**GIVEN RECORDS:**
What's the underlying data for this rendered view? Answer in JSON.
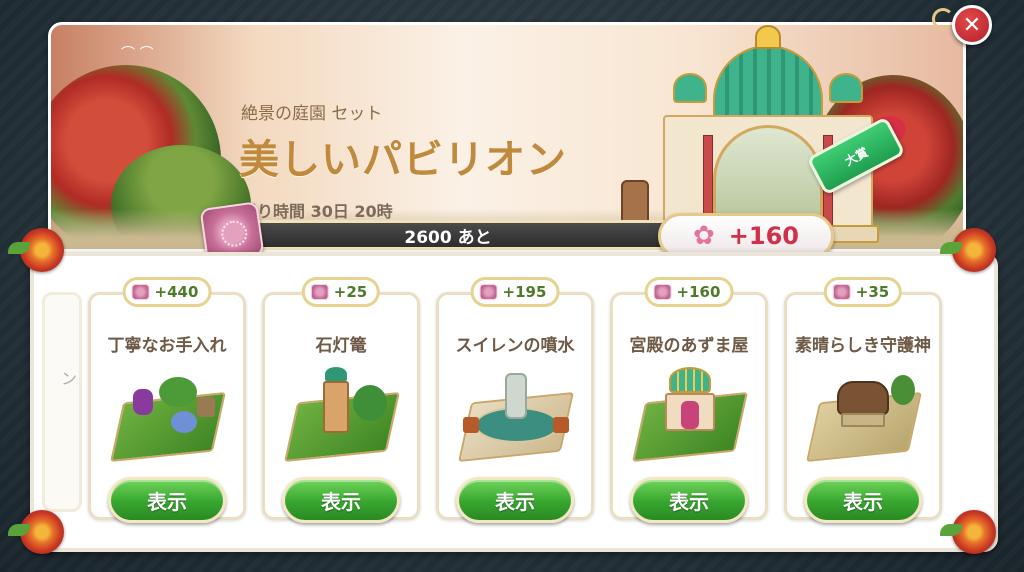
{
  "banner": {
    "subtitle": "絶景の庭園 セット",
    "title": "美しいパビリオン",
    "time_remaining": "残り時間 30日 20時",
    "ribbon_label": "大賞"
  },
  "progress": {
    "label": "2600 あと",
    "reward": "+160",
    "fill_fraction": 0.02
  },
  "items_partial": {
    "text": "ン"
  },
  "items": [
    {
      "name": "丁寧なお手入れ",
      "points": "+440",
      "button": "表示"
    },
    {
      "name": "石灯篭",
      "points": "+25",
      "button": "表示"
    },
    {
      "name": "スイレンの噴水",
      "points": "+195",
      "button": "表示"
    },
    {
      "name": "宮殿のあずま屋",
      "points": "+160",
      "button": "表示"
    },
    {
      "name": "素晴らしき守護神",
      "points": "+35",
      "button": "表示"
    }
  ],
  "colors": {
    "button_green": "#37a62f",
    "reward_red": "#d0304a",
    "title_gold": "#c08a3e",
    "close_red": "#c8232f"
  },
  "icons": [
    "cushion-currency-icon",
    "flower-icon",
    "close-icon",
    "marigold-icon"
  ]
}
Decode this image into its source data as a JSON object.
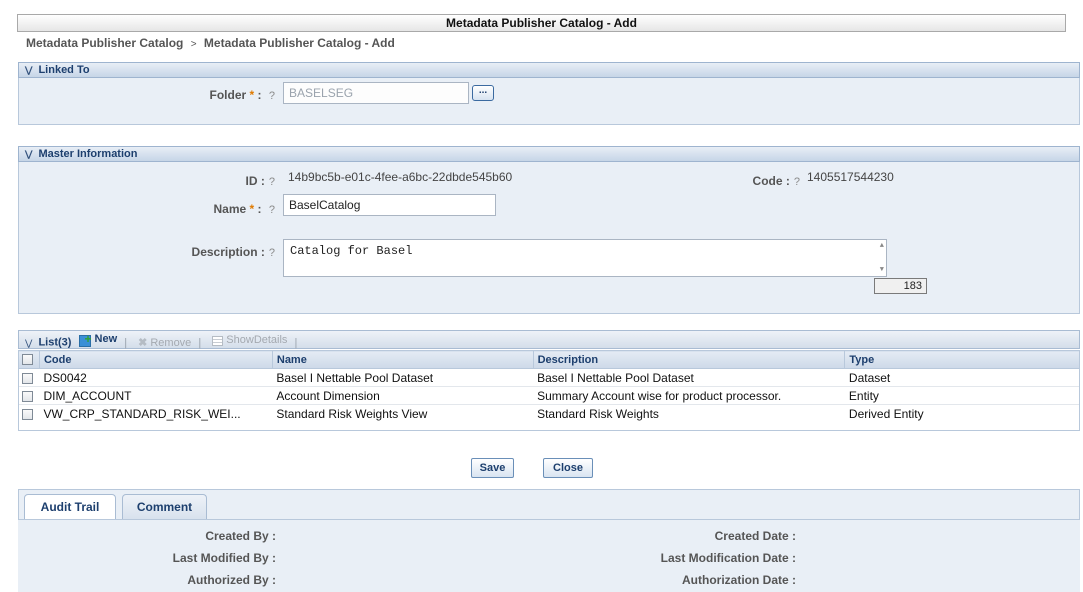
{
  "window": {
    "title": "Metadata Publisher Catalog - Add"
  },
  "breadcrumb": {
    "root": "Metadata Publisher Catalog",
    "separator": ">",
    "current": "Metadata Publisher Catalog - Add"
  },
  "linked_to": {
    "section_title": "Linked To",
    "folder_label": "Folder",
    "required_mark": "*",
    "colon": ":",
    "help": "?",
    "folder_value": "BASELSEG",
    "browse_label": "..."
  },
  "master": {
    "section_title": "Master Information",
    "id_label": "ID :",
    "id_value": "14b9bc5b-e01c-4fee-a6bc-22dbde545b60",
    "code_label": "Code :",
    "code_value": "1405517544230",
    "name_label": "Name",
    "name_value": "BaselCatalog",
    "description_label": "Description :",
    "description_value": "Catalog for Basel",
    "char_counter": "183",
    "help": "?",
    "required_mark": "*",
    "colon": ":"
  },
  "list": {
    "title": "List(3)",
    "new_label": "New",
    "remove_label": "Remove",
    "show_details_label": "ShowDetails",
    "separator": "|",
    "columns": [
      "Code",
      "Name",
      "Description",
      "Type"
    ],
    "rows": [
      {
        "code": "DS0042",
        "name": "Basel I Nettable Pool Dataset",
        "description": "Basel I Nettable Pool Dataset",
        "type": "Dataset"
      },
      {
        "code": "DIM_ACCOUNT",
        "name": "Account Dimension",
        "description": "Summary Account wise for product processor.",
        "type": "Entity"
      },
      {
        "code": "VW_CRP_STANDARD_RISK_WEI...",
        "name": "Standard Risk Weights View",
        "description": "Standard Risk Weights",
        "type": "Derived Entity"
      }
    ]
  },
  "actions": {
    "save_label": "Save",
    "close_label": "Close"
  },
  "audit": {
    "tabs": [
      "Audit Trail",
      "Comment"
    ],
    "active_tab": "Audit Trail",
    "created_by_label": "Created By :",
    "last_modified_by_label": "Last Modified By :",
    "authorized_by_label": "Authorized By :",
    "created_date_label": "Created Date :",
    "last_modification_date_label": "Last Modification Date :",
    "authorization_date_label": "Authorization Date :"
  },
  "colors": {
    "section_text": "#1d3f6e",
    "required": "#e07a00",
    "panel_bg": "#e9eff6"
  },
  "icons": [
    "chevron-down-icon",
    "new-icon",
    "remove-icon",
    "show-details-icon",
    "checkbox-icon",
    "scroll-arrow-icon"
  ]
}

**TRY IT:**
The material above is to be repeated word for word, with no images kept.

**YOUR SOLUTION:**
What's the underlying data for this rendered view? Answer in JSON.
{
  "banner": {
    "subtitle": "絶景の庭園 セット",
    "title": "美しいパビリオン",
    "time_remaining": "残り時間 30日 20時",
    "ribbon_label": "大賞"
  },
  "progress": {
    "label": "2600 あと",
    "reward": "+160",
    "fill_fraction": 0.02
  },
  "items_partial": {
    "text": "ン"
  },
  "items": [
    {
      "name": "丁寧なお手入れ",
      "points": "+440",
      "button": "表示"
    },
    {
      "name": "石灯篭",
      "points": "+25",
      "button": "表示"
    },
    {
      "name": "スイレンの噴水",
      "points": "+195",
      "button": "表示"
    },
    {
      "name": "宮殿のあずま屋",
      "points": "+160",
      "button": "表示"
    },
    {
      "name": "素晴らしき守護神",
      "points": "+35",
      "button": "表示"
    }
  ],
  "colors": {
    "button_green": "#37a62f",
    "reward_red": "#d0304a",
    "title_gold": "#c08a3e",
    "close_red": "#c8232f"
  },
  "icons": [
    "cushion-currency-icon",
    "flower-icon",
    "close-icon",
    "marigold-icon"
  ]
}
Decode this image into its source data as a JSON object.
{
  "window": {
    "title": "Metadata Publisher Catalog - Add"
  },
  "breadcrumb": {
    "root": "Metadata Publisher Catalog",
    "separator": ">",
    "current": "Metadata Publisher Catalog - Add"
  },
  "linked_to": {
    "section_title": "Linked To",
    "folder_label": "Folder",
    "required_mark": "*",
    "colon": ":",
    "help": "?",
    "folder_value": "BASELSEG",
    "browse_label": "..."
  },
  "master": {
    "section_title": "Master Information",
    "id_label": "ID :",
    "id_value": "14b9bc5b-e01c-4fee-a6bc-22dbde545b60",
    "code_label": "Code :",
    "code_value": "1405517544230",
    "name_label": "Name",
    "name_value": "BaselCatalog",
    "description_label": "Description :",
    "description_value": "Catalog for Basel",
    "char_counter": "183",
    "help": "?",
    "required_mark": "*",
    "colon": ":"
  },
  "list": {
    "title": "List(3)",
    "new_label": "New",
    "remove_label": "Remove",
    "show_details_label": "ShowDetails",
    "separator": "|",
    "columns": [
      "Code",
      "Name",
      "Description",
      "Type"
    ],
    "rows": [
      {
        "code": "DS0042",
        "name": "Basel I Nettable Pool Dataset",
        "description": "Basel I Nettable Pool Dataset",
        "type": "Dataset"
      },
      {
        "code": "DIM_ACCOUNT",
        "name": "Account Dimension",
        "description": "Summary Account wise for product processor.",
        "type": "Entity"
      },
      {
        "code": "VW_CRP_STANDARD_RISK_WEI...",
        "name": "Standard Risk Weights View",
        "description": "Standard Risk Weights",
        "type": "Derived Entity"
      }
    ]
  },
  "actions": {
    "save_label": "Save",
    "close_label": "Close"
  },
  "audit": {
    "tabs": [
      "Audit Trail",
      "Comment"
    ],
    "active_tab": "Audit Trail",
    "created_by_label": "Created By :",
    "last_modified_by_label": "Last Modified By :",
    "authorized_by_label": "Authorized By :",
    "created_date_label": "Created Date :",
    "last_modification_date_label": "Last Modification Date :",
    "authorization_date_label": "Authorization Date :"
  },
  "colors": {
    "section_text": "#1d3f6e",
    "required": "#e07a00",
    "panel_bg": "#e9eff6"
  },
  "icons": [
    "chevron-down-icon",
    "new-icon",
    "remove-icon",
    "show-details-icon",
    "checkbox-icon",
    "scroll-arrow-icon"
  ]
}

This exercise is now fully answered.